■ Input material:
________________
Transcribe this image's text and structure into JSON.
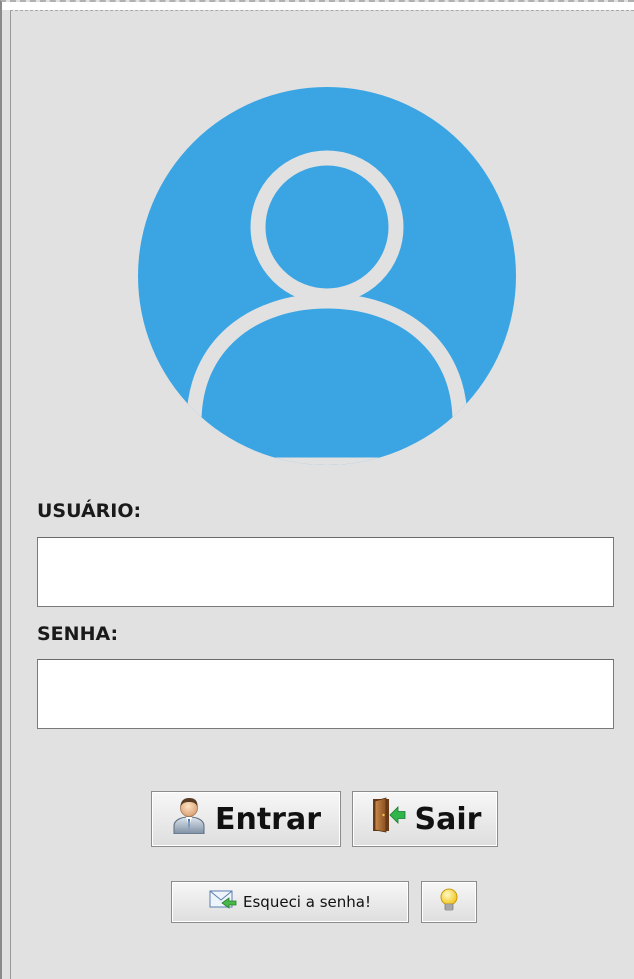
{
  "login": {
    "avatar_icon": "user-avatar-icon",
    "accent_color": "#3ba5e4",
    "username": {
      "label": "USUÁRIO:",
      "value": ""
    },
    "password": {
      "label": "SENHA:",
      "value": ""
    },
    "buttons": {
      "enter": {
        "label": "Entrar",
        "icon": "user-icon"
      },
      "exit": {
        "label": "Sair",
        "icon": "exit-door-icon"
      },
      "forgot": {
        "label": "Esqueci a senha!",
        "icon": "mail-forward-icon"
      },
      "hint": {
        "icon": "lightbulb-icon"
      }
    }
  }
}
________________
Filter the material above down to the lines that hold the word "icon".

    "avatar_icon": "user-avatar-icon",
        "icon": "user-icon"
        "icon": "exit-door-icon"
        "icon": "mail-forward-icon"
        "icon": "lightbulb-icon"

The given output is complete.